(Data excerpts)
════════════════════
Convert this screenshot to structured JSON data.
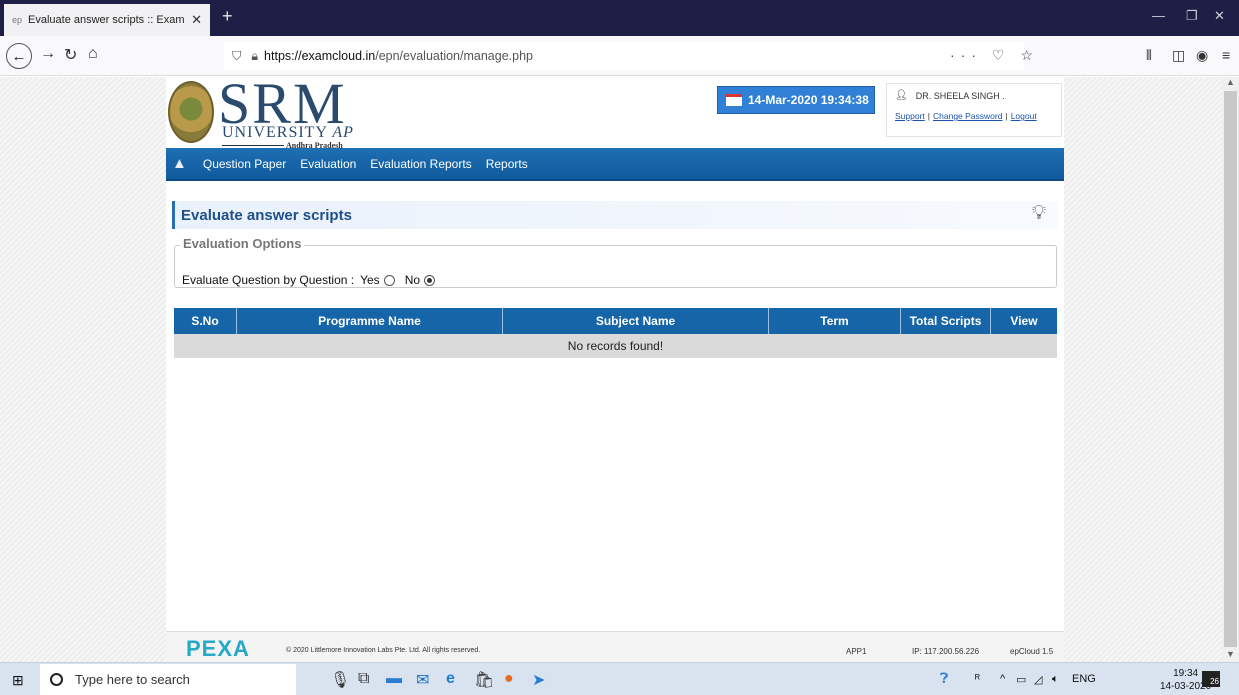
{
  "browser": {
    "tab_title": "Evaluate answer scripts :: Exam",
    "tab_favicon": "ep",
    "url_domain": "https://examcloud.in",
    "url_path": "/epn/evaluation/manage.php"
  },
  "header": {
    "logo_main": "SRM",
    "logo_university": "UNIVERSITY",
    "logo_ap": "AP",
    "logo_sub": "Andhra Pradesh",
    "datetime": "14-Mar-2020 19:34:38",
    "user_name": "DR. SHEELA SINGH .",
    "link_support": "Support",
    "link_change_password": "Change Password",
    "link_logout": "Logout"
  },
  "menu": {
    "items": [
      "Question Paper",
      "Evaluation",
      "Evaluation Reports",
      "Reports"
    ]
  },
  "main": {
    "title": "Evaluate answer scripts",
    "options_legend": "Evaluation Options",
    "question_label": "Evaluate Question by Question :",
    "yes_label": "Yes",
    "no_label": "No",
    "selected_option": "No"
  },
  "table": {
    "columns": [
      "S.No",
      "Programme Name",
      "Subject Name",
      "Term",
      "Total Scripts",
      "View"
    ],
    "empty_message": "No records found!"
  },
  "footer": {
    "brand": "PEXA",
    "copyright": "© 2020 Littlemore Innovation Labs Pte. Ltd. All rights reserved.",
    "server": "APP1",
    "ip": "IP: 117.200.56.226",
    "version": "epCloud 1.5"
  },
  "taskbar": {
    "search_placeholder": "Type here to search",
    "language": "ENG",
    "time": "19:34",
    "date": "14-03-2020",
    "notifications": "26"
  },
  "colors": {
    "menu_blue": "#1565a8",
    "date_blue": "#2f80d6",
    "title_blue": "#1f4f8a",
    "pexa_teal": "#27a8c8"
  }
}
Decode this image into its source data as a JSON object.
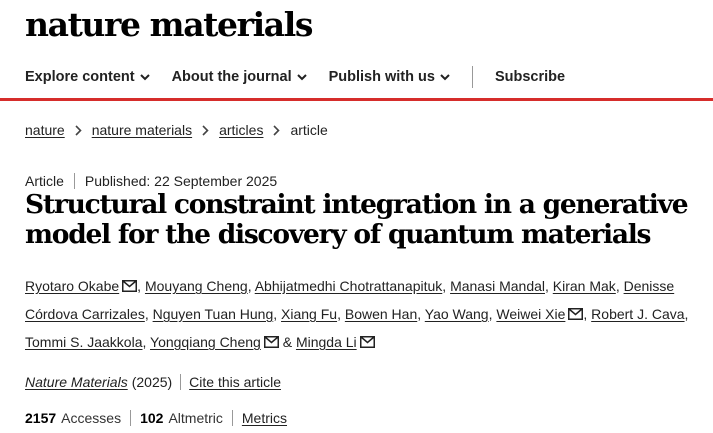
{
  "site": {
    "logo": "nature materials"
  },
  "nav": {
    "items": [
      {
        "label": "Explore content"
      },
      {
        "label": "About the journal"
      },
      {
        "label": "Publish with us"
      }
    ],
    "subscribe": "Subscribe"
  },
  "colors": {
    "accent_bar": "#d62d2b"
  },
  "breadcrumb": [
    "nature",
    "nature materials",
    "articles",
    "article"
  ],
  "article": {
    "type": "Article",
    "published": "Published: 22 September 2025",
    "title": "Structural constraint integration in a generative model for the discovery of quantum materials",
    "authors": [
      {
        "name": "Ryotaro Okabe",
        "email": true
      },
      {
        "name": "Mouyang Cheng",
        "email": false
      },
      {
        "name": "Abhijatmedhi Chotrattanapituk",
        "email": false
      },
      {
        "name": "Manasi Mandal",
        "email": false
      },
      {
        "name": "Kiran Mak",
        "email": false
      },
      {
        "name": "Denisse Córdova Carrizales",
        "email": false
      },
      {
        "name": "Nguyen Tuan Hung",
        "email": false
      },
      {
        "name": "Xiang Fu",
        "email": false
      },
      {
        "name": "Bowen Han",
        "email": false
      },
      {
        "name": "Yao Wang",
        "email": false
      },
      {
        "name": "Weiwei Xie",
        "email": true
      },
      {
        "name": "Robert J. Cava",
        "email": false
      },
      {
        "name": "Tommi S. Jaakkola",
        "email": false
      },
      {
        "name": "Yongqiang Cheng",
        "email": true
      },
      {
        "name": "Mingda Li",
        "email": true
      }
    ],
    "journal": "Nature Materials",
    "year": "(2025)",
    "cite": "Cite this article",
    "accesses_value": "2157",
    "accesses_label": "Accesses",
    "altmetric_value": "102",
    "altmetric_label": "Altmetric",
    "metrics_link": "Metrics"
  }
}
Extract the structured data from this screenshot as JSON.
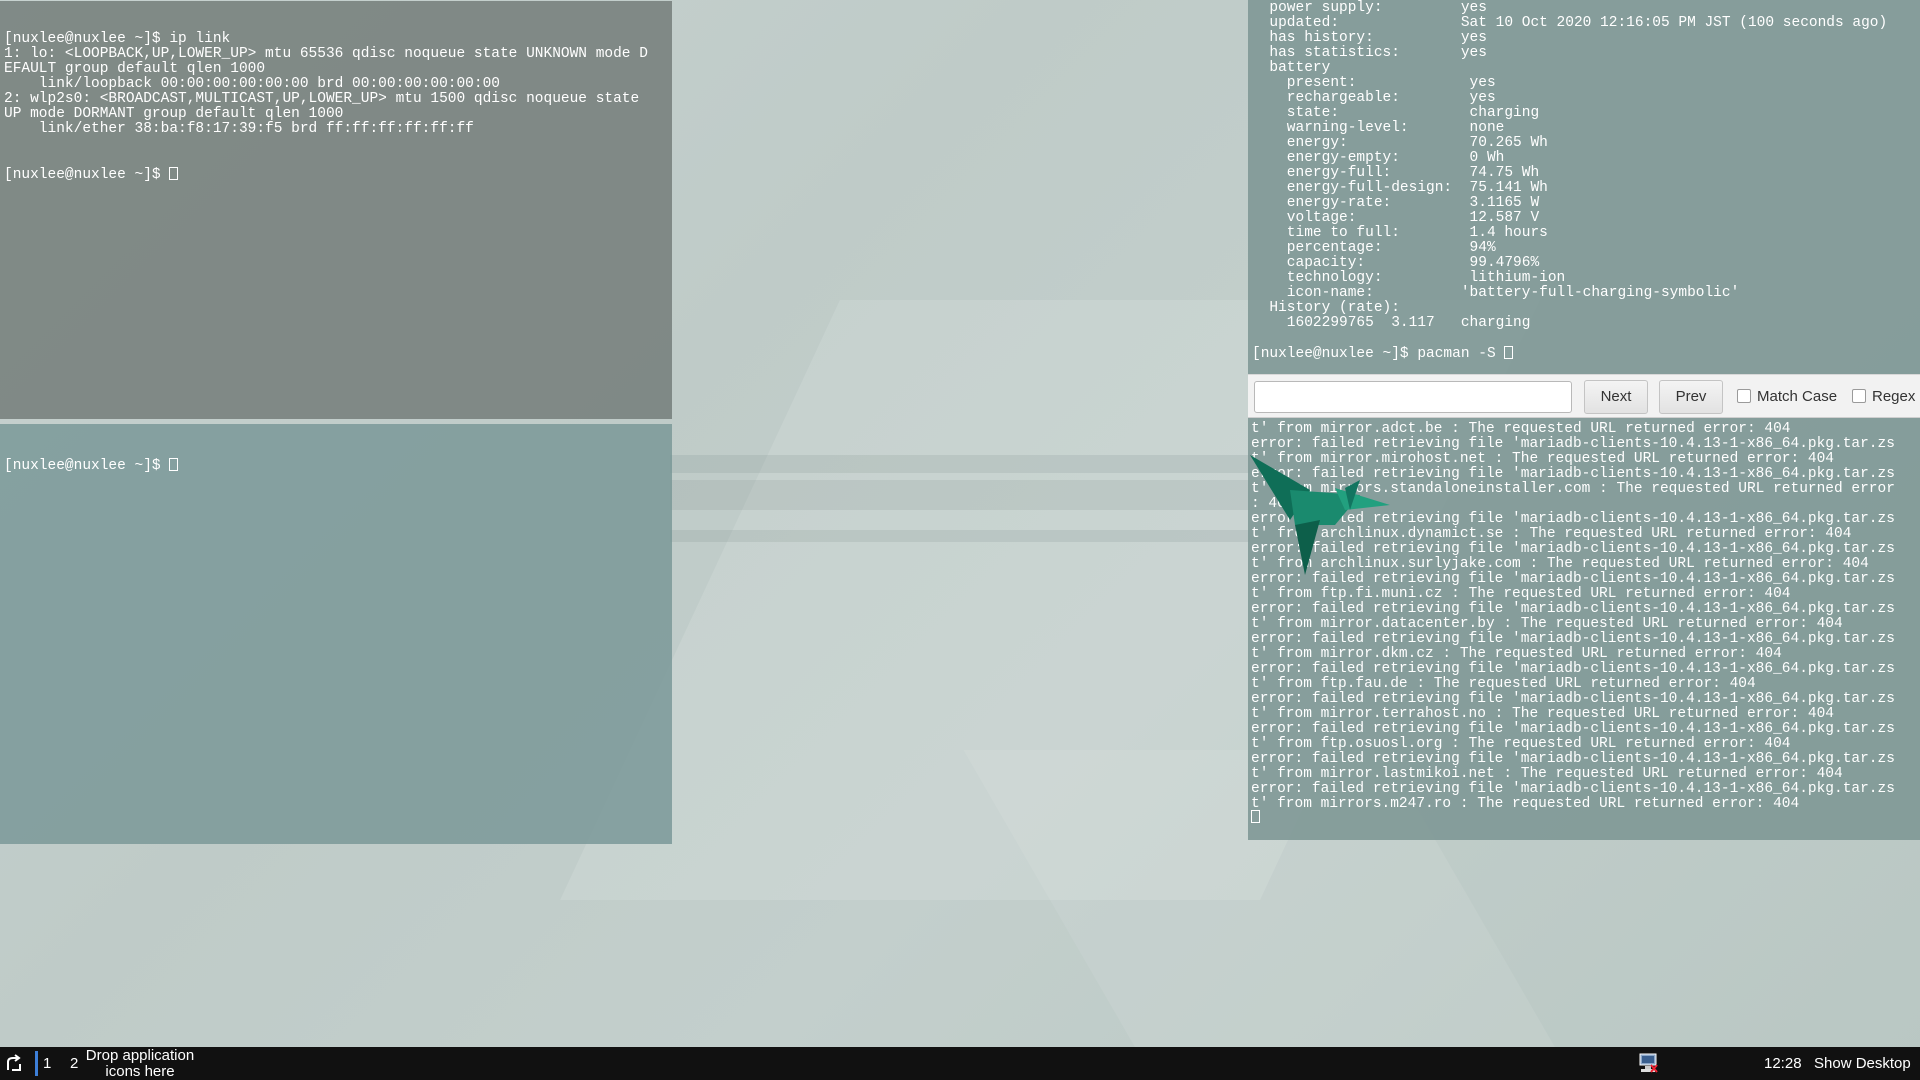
{
  "terminals": {
    "top_left": {
      "lines": [
        "[nuxlee@nuxlee ~]$ ip link",
        "1: lo: <LOOPBACK,UP,LOWER_UP> mtu 65536 qdisc noqueue state UNKNOWN mode D",
        "EFAULT group default qlen 1000",
        "    link/loopback 00:00:00:00:00:00 brd 00:00:00:00:00:00",
        "2: wlp2s0: <BROADCAST,MULTICAST,UP,LOWER_UP> mtu 1500 qdisc noqueue state",
        "UP mode DORMANT group default qlen 1000",
        "    link/ether 38:ba:f8:17:39:f5 brd ff:ff:ff:ff:ff:ff"
      ],
      "prompt": "[nuxlee@nuxlee ~]$ "
    },
    "bottom_left": {
      "prompt": "[nuxlee@nuxlee ~]$ "
    },
    "right": {
      "top_lines": [
        "  power supply:         yes",
        "  updated:              Sat 10 Oct 2020 12:16:05 PM JST (100 seconds ago)",
        "  has history:          yes",
        "  has statistics:       yes",
        "  battery",
        "    present:             yes",
        "    rechargeable:        yes",
        "    state:               charging",
        "    warning-level:       none",
        "    energy:              70.265 Wh",
        "    energy-empty:        0 Wh",
        "    energy-full:         74.75 Wh",
        "    energy-full-design:  75.141 Wh",
        "    energy-rate:         3.1165 W",
        "    voltage:             12.587 V",
        "    time to full:        1.4 hours",
        "    percentage:          94%",
        "    capacity:            99.4796%",
        "    technology:          lithium-ion",
        "    icon-name:          'battery-full-charging-symbolic'",
        "  History (rate):",
        "    1602299765  3.117   charging"
      ],
      "prompt": "[nuxlee@nuxlee ~]$ pacman -S ",
      "error_lines": [
        "t' from mirror.adct.be : The requested URL returned error: 404",
        "error: failed retrieving file 'mariadb-clients-10.4.13-1-x86_64.pkg.tar.zs",
        "t' from mirror.mirohost.net : The requested URL returned error: 404",
        "error: failed retrieving file 'mariadb-clients-10.4.13-1-x86_64.pkg.tar.zs",
        "t' from mirrors.standaloneinstaller.com : The requested URL returned error",
        ": 404",
        "error: failed retrieving file 'mariadb-clients-10.4.13-1-x86_64.pkg.tar.zs",
        "t' from archlinux.dynamict.se : The requested URL returned error: 404",
        "error: failed retrieving file 'mariadb-clients-10.4.13-1-x86_64.pkg.tar.zs",
        "t' from archlinux.surlyjake.com : The requested URL returned error: 404",
        "error: failed retrieving file 'mariadb-clients-10.4.13-1-x86_64.pkg.tar.zs",
        "t' from ftp.fi.muni.cz : The requested URL returned error: 404",
        "error: failed retrieving file 'mariadb-clients-10.4.13-1-x86_64.pkg.tar.zs",
        "t' from mirror.datacenter.by : The requested URL returned error: 404",
        "error: failed retrieving file 'mariadb-clients-10.4.13-1-x86_64.pkg.tar.zs",
        "t' from mirror.dkm.cz : The requested URL returned error: 404",
        "error: failed retrieving file 'mariadb-clients-10.4.13-1-x86_64.pkg.tar.zs",
        "t' from ftp.fau.de : The requested URL returned error: 404",
        "error: failed retrieving file 'mariadb-clients-10.4.13-1-x86_64.pkg.tar.zs",
        "t' from mirror.terrahost.no : The requested URL returned error: 404",
        "error: failed retrieving file 'mariadb-clients-10.4.13-1-x86_64.pkg.tar.zs",
        "t' from ftp.osuosl.org : The requested URL returned error: 404",
        "error: failed retrieving file 'mariadb-clients-10.4.13-1-x86_64.pkg.tar.zs",
        "t' from mirror.lastmikoi.net : The requested URL returned error: 404",
        "error: failed retrieving file 'mariadb-clients-10.4.13-1-x86_64.pkg.tar.zs",
        "t' from mirrors.m247.ro : The requested URL returned error: 404"
      ]
    }
  },
  "search_bar": {
    "input_value": "",
    "next_label": "Next",
    "prev_label": "Prev",
    "match_case_label": "Match Case",
    "regex_label": "Regex",
    "match_case_checked": false,
    "regex_checked": false
  },
  "taskbar": {
    "workspaces": [
      "1",
      "2"
    ],
    "active_workspace": "1",
    "drop_hint": "Drop application icons here",
    "clock": "12:28",
    "show_desktop": "Show Desktop",
    "launcher_icon": "launcher-icon",
    "tray_icon": "network-icon"
  },
  "colors": {
    "accent": "#3d7fd8",
    "bird": "#1a8a6e",
    "taskbar_bg": "#111111"
  }
}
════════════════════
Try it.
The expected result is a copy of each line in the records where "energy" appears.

Result.
        "    energy:              70.265 Wh",
        "    energy-empty:        0 Wh",
        "    energy-full:         74.75 Wh",
        "    energy-full-design:  75.141 Wh",
        "    energy-rate:         3.1165 W",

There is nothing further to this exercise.